Spousal support is often an issue in divorces involving high-income couples. In many divorces, child support is the primary concern, and judges will address that first. Depending on the amount available, there may not be money left for spousal support. Soon-to-be ex-spouses can also accept shares of retirement accounts or property in lieu of spousal support payments.
The current tax deduction enables the person paying support to deduct the amount from one's taxable income, and the person receiving the support pays income tax at his or her rate. On Jan. 1, the payor can no longer deduct the amount, and the payee will no longer pay tax on the amount received. Since the payor's tax liability will go up, court-ordered support payments may decrease, as the amount available for support will decrease as the result of a higher tax bill.

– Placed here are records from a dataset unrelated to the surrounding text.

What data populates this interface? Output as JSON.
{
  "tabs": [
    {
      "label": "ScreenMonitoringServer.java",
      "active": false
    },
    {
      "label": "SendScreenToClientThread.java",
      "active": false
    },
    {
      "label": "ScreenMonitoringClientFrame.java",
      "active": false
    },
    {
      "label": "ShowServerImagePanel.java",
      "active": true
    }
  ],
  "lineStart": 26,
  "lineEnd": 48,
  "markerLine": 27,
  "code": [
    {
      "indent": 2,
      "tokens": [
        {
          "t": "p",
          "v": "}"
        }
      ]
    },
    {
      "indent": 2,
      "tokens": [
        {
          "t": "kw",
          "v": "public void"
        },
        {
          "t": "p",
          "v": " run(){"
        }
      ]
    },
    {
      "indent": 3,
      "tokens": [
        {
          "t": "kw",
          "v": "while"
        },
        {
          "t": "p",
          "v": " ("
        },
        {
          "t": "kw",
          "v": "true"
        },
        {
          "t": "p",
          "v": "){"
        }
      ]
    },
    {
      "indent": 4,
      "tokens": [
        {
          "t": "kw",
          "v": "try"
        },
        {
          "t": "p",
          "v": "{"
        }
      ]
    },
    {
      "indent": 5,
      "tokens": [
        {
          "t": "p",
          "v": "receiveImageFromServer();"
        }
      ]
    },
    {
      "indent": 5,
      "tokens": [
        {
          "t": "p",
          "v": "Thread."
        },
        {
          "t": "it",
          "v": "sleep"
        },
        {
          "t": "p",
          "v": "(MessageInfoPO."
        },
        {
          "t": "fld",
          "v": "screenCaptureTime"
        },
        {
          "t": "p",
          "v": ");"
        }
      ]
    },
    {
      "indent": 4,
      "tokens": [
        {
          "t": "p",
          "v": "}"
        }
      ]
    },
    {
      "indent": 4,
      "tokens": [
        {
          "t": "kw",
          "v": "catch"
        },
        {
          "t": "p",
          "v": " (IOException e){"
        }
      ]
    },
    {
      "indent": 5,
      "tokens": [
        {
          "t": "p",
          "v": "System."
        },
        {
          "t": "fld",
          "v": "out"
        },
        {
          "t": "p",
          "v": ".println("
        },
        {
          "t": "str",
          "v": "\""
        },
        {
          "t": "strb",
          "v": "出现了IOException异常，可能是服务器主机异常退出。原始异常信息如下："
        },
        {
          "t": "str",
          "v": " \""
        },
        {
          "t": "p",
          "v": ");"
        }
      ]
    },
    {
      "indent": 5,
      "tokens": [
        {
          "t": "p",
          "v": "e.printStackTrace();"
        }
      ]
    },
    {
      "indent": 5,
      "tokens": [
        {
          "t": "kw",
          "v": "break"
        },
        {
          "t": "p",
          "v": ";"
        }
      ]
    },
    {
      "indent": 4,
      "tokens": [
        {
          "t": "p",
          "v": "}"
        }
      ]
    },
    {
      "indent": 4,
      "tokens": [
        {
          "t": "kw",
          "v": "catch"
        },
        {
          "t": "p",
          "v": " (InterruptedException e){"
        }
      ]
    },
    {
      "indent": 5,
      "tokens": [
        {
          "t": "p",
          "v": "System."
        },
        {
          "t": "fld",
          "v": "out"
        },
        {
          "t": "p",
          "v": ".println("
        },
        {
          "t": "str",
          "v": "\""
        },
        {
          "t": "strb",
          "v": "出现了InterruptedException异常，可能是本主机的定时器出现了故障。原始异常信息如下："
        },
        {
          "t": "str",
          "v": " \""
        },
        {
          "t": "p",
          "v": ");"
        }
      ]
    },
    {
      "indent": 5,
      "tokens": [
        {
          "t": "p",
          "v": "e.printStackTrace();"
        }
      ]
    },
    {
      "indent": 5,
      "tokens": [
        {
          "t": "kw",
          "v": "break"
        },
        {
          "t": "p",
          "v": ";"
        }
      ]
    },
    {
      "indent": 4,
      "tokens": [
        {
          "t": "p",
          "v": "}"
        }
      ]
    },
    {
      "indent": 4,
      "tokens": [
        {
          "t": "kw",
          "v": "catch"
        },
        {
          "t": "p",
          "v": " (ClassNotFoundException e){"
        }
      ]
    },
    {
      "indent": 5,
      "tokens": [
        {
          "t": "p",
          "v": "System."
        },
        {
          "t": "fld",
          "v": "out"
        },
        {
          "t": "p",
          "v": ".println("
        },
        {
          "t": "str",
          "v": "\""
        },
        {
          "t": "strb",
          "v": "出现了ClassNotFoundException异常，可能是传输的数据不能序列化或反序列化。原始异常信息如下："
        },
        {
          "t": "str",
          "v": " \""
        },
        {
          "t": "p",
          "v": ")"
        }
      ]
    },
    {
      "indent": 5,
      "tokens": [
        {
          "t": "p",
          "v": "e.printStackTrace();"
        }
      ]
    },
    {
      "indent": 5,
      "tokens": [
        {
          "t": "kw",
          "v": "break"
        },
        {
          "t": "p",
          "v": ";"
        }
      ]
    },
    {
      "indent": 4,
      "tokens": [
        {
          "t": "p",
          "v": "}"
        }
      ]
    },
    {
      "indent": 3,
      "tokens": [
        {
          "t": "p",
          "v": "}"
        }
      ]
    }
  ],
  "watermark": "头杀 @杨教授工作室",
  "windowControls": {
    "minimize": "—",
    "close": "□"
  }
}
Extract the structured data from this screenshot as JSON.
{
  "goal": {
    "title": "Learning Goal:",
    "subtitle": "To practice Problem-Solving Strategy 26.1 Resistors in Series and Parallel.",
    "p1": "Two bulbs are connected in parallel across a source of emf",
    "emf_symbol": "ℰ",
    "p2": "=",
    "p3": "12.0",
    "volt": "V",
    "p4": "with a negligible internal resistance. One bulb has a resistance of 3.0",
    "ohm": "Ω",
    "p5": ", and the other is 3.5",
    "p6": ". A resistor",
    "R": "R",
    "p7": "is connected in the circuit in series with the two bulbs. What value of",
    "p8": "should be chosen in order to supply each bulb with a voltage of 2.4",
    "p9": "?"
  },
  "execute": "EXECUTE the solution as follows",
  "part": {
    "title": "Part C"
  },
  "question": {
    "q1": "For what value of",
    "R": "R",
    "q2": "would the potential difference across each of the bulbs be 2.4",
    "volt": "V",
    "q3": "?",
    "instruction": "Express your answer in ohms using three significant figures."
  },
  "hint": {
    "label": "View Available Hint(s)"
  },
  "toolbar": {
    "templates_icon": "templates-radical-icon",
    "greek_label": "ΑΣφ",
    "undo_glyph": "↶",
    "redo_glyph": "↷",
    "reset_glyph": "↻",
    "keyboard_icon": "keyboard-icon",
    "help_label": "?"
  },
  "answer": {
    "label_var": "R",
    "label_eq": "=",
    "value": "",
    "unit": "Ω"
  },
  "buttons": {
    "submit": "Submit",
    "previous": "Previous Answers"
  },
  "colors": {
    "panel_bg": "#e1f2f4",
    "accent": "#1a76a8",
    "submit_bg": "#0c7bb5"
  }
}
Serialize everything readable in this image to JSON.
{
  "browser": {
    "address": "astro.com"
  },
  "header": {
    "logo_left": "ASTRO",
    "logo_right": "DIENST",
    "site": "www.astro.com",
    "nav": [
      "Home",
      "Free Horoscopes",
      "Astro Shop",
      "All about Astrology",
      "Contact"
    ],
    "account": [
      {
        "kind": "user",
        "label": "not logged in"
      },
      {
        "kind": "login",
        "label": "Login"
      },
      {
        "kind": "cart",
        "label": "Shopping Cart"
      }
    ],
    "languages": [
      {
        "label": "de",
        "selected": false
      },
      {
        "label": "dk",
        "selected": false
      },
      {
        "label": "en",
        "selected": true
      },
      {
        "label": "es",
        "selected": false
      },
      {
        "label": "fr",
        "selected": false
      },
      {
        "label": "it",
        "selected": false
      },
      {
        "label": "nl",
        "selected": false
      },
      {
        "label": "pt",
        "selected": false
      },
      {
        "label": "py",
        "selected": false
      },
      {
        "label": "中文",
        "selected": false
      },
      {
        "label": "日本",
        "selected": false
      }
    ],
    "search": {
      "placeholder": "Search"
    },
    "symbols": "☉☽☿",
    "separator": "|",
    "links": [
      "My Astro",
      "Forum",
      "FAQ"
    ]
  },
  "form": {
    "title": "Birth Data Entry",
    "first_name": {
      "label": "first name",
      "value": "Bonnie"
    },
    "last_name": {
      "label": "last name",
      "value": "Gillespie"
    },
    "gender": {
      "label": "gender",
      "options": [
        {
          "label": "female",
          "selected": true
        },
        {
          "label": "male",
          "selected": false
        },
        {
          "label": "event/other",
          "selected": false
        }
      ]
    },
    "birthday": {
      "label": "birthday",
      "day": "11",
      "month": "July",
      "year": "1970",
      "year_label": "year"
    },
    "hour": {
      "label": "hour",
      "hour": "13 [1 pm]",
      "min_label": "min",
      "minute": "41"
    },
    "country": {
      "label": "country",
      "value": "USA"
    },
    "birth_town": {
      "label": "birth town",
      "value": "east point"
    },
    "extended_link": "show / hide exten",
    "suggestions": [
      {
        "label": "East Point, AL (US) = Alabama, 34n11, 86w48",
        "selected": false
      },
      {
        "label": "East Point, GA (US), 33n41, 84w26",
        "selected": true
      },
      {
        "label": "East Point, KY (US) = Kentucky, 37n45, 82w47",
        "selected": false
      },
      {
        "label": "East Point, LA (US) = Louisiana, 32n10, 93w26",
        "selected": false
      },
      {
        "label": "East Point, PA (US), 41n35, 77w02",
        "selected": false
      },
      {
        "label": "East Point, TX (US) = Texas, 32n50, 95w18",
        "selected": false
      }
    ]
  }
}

A person contemplating divorce in Georgia may want to seek the counsel of an experienced family law attorney regarding spousal support. A knowledgeable attorney may be familiar with the new tax law and can advise the client on a prudent path to pursue that is fair and equitable to the parties involved. The lawyer will always work for the best interest of the client.